Arthur â€œTonyâ€ Blain, MD, FAAFP
Mask nonuse increases risk
Despite clear evidence that masks slow the spread of coronavirus, many are choosing not to wear one. COVID-19 spreads mainly when respiratory droplets pass from an infected person to a nearby person through coughing, sneezing or talking. COVID-19 can still be spread from people with no symptoms. Social distancing or staying at least 6 feet away from other people and wearing cloth face coverings can protect you.
COVID cases are increasing in many states as they reopen businesses. Twenty-three states have increasing numbers of new COVID-19 cases. Fourteen states, including California, Oregon, Arizona and Utah, recorded their highest seven-day average of new coronavirus cases. Hot spots are emerging in part of Arizona, California and Oregon, with increasing numbers of COVID cases and deaths, as they lift restrictions on businesses.

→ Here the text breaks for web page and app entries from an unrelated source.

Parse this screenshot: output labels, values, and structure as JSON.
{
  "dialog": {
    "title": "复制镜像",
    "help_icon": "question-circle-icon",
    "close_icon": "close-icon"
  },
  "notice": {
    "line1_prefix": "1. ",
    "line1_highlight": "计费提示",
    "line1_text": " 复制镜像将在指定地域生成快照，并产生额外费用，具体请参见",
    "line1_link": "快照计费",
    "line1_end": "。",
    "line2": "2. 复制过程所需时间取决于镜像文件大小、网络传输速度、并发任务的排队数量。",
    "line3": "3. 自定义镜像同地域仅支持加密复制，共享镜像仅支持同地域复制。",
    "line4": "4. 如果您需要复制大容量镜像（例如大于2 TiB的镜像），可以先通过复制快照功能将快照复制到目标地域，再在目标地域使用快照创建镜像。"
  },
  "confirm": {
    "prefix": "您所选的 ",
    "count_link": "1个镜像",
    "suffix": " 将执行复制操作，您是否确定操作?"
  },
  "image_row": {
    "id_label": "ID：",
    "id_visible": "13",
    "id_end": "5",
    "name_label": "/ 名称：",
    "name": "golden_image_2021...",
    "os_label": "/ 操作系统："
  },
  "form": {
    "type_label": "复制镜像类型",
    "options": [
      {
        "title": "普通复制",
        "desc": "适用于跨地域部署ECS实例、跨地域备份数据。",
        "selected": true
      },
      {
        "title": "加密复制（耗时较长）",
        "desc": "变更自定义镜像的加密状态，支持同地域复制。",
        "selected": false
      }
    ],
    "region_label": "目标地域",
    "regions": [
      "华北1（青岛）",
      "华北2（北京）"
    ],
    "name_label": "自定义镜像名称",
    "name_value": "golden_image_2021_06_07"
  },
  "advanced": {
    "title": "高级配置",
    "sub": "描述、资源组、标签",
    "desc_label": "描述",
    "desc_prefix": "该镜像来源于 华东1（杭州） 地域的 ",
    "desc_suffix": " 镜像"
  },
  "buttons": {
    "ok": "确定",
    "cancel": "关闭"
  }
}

California and San Diego County are rapidly opening businesses, including gyms, indoor movie theaters, bars, zoos, community swimming pools and hotels. As of June 12, San Diego had nearly 9,000 COVID-19 cases and 308 deaths, while the U.S. had more than 2.1 million cases and nearly 117,000 deaths.
The top U.S. infectious disease official, Dr. Anthony Fauci, cautioned that coronavirus cases and hospitalizations will increase as restrictions on economic activity are lifted. With no vaccine or treatment available, the best way to prevent the spread of COVID-19 and save lives is social distancing and face coverings. Mask-wearing is even more important than social distancing and stay-at-home orders, according to a recent study in Proceedings of the National Academy of Sciences.
Some people refuse to wear masks because of American independence, resistance to authority, feeling they are low risk or dislike of ability to express emotions and communicate. But doing so exposes others to risk of coronavirus, especially the elderly and those with comorbid conditions such as diabetes, lung disease and heart disease.
Dr. Blain is a board-certified Poway family physician and board member of the California Prostate Cancer Coalition with 24 years of medical experience, both in the community and with the military. He provides office and telemedicine care for COVID patients and all medical issues. He lives in Poway with his wife, four sons, two dogs, two cats and a Lion Head rabbit. When not coaching youth basketball, soccer and running, he runs ultra-marathons and enjoys open water swimming.